Oblivion is Tom Cruise’s latest sci-fi film which seems him as Jack, a man left behind on a scorched earth to mine for resources for the new home of the humans on Titan. He is stationed with Victoria who are the last humans left on Earth protecting their machines from what is left over from the invading alien forces.
First I have to say that this movie is a technical marvel. It looks and sounds fantastic. The sound design is flawless with some unique noises coming from the ships and drones, and even just the sound mixing in general, whether its wind or rocket blasts, is great.

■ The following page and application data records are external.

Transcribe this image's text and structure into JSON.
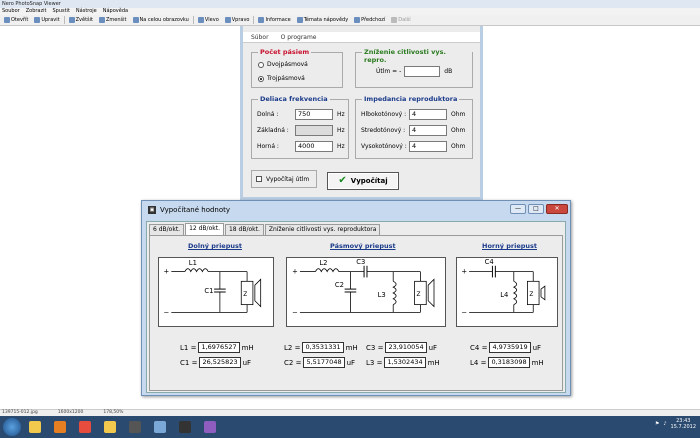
{
  "host": {
    "title": "Nero PhotoSnap Viewer",
    "menu": [
      "Soubor",
      "Zobrazit",
      "Spustit",
      "Nástroje",
      "Nápověda"
    ],
    "toolbar": [
      {
        "label": "Otevřít",
        "icon": "open-folder-icon"
      },
      {
        "label": "Upravit",
        "icon": "edit-icon"
      },
      {
        "label": "Zvětšit",
        "icon": "zoom-in-icon"
      },
      {
        "label": "Zmenšit",
        "icon": "zoom-out-icon"
      },
      {
        "label": "Na celou obrazovku",
        "icon": "fullscreen-icon"
      },
      {
        "label": "Vlevo",
        "icon": "rotate-left-icon"
      },
      {
        "label": "Vpravo",
        "icon": "rotate-right-icon"
      },
      {
        "label": "Informace",
        "icon": "info-icon"
      },
      {
        "label": "Témata nápovědy",
        "icon": "help-icon"
      },
      {
        "label": "Předchozí",
        "icon": "prev-icon"
      },
      {
        "label": "Další",
        "icon": "next-icon"
      }
    ],
    "status": {
      "file": "139715-012.jpg",
      "size": "1600x1200",
      "zoom": "178,50%"
    }
  },
  "form": {
    "menu": [
      "Súbor",
      "O programe"
    ],
    "bands_group": {
      "title": "Počet pásiem",
      "options": [
        {
          "label": "Dvojpásmová",
          "selected": false
        },
        {
          "label": "Trojpásmová",
          "selected": true
        }
      ]
    },
    "attenuation_group": {
      "title": "Zníženie citlivosti vys. repro.",
      "label": "Útlm = -",
      "value": "",
      "unit": "dB"
    },
    "crossover_group": {
      "title": "Deliaca frekvencia",
      "rows": [
        {
          "label": "Dolná :",
          "value": "750",
          "unit": "Hz",
          "disabled": false
        },
        {
          "label": "Základná :",
          "value": "",
          "unit": "Hz",
          "disabled": true
        },
        {
          "label": "Horná :",
          "value": "4000",
          "unit": "Hz",
          "disabled": false
        }
      ]
    },
    "impedance_group": {
      "title": "Impedancia reproduktora",
      "rows": [
        {
          "label": "Hlbokotónový :",
          "value": "4",
          "unit": "Ohm"
        },
        {
          "label": "Stredotónový :",
          "value": "4",
          "unit": "Ohm"
        },
        {
          "label": "Vysokotónový :",
          "value": "4",
          "unit": "Ohm"
        }
      ]
    },
    "calc_attenuation_label": "Vypočítaj útlm",
    "calc_button_label": "Vypočítaj"
  },
  "results": {
    "title": "Vypočítané hodnoty",
    "controls": {
      "minimize": "—",
      "maximize": "□",
      "close": "✕"
    },
    "tabs": [
      {
        "label": "6 dB/okt.",
        "active": false
      },
      {
        "label": "12 dB/okt.",
        "active": true
      },
      {
        "label": "18 dB/okt.",
        "active": false
      },
      {
        "label": "Zníženie citlivosti vys. reproduktora",
        "active": false
      }
    ],
    "low_pass": {
      "title": "Dolný priepust",
      "components": {
        "l": "L1",
        "c": "C1",
        "z": "Z"
      },
      "values": [
        {
          "label": "L1 =",
          "value": "1,6976527",
          "unit": "mH"
        },
        {
          "label": "C1 =",
          "value": "26,525823",
          "unit": "uF"
        }
      ]
    },
    "band_pass": {
      "title": "Pásmový priepust",
      "components": {
        "l_series": "L2",
        "c_series": "C3",
        "c_shunt": "C2",
        "l_shunt": "L3",
        "z": "Z"
      },
      "values": [
        {
          "label": "L2 =",
          "value": "0,3531331",
          "unit": "mH"
        },
        {
          "label": "C3 =",
          "value": "23,910054",
          "unit": "uF"
        },
        {
          "label": "C2 =",
          "value": "5,5177048",
          "unit": "uF"
        },
        {
          "label": "L3 =",
          "value": "1,5302434",
          "unit": "mH"
        }
      ]
    },
    "high_pass": {
      "title": "Horný priepust",
      "components": {
        "c": "C4",
        "l": "L4",
        "z": "Z"
      },
      "values": [
        {
          "label": "C4 =",
          "value": "4,9735919",
          "unit": "uF"
        },
        {
          "label": "L4 =",
          "value": "0,3183098",
          "unit": "mH"
        }
      ]
    },
    "polarity": {
      "plus": "+",
      "minus": "−"
    }
  },
  "taskbar": {
    "apps": [
      "explorer-icon",
      "media-player-icon",
      "chrome-icon",
      "folder-icon",
      "app-icon",
      "calculator-icon",
      "terminal-icon",
      "photo-viewer-icon"
    ],
    "app_colors": [
      "#f2c94c",
      "#e67e22",
      "#e74c3c",
      "#f2c94c",
      "#555555",
      "#7aa9d8",
      "#333333",
      "#8e5dbf"
    ],
    "time": "23:43",
    "date": "15.7.2012"
  }
}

The visuals are awesome. Seeing the ruins of earth after 60 years looks different than how we are used to seeing it, providing us with some wonderful images, like the top of the Empire State building peaking out f a sand dune and even the moon being destroyed but with its debris still held in orbit. There are some great flares of cinematography as well, making this a treat to watch for both sight and sound.
Oblivion, while being unique in its own right in some ways, also borrows from a lot of other science fiction classics. There are elements and imagery taken from WallE, Moon, 2001, and even the ending is reminiscent of Independence Day. Heck, I even got a sense of Planet of the Apes when Jack was told to explore the radiation zone. I half expected the one guy to ask Morgan Freeman “What will he find out there Doctor?”
Now, all of these references could be okay if they are meant more as homages, but in order for that to work the movie has to have its own modicum of originality. Luckily this story has its own twisty, turny plot that is enough to keep you interested, but I do question how original it is.
To be honest, I wish that this movie would have been a little more ambitious with its goal or message. I felt that although the plot was interesting and the mystery of it all did have me wondering the whole time through, the film could have reached for a little more thematically. There was a sense of a theme of saving the best of humanity with the cabin and the idea of the books, but the movie never actually explored that concept much beyond surface level. I wonder if focusing on something like that would have made this a richer, better film.
Now, perhaps that is based more on my expectations, or perhaps on my desire to have another truly great science fiction film on our hands again. Nonetheless, despite being pieced together from other sci-fi concepts, the story still flows well as a whole and is certainly interesting. The visual look great and feel authentic, and the sound mixing is great, making this a worthwhile summer watch, though probably wont make any sci-fi pantheons.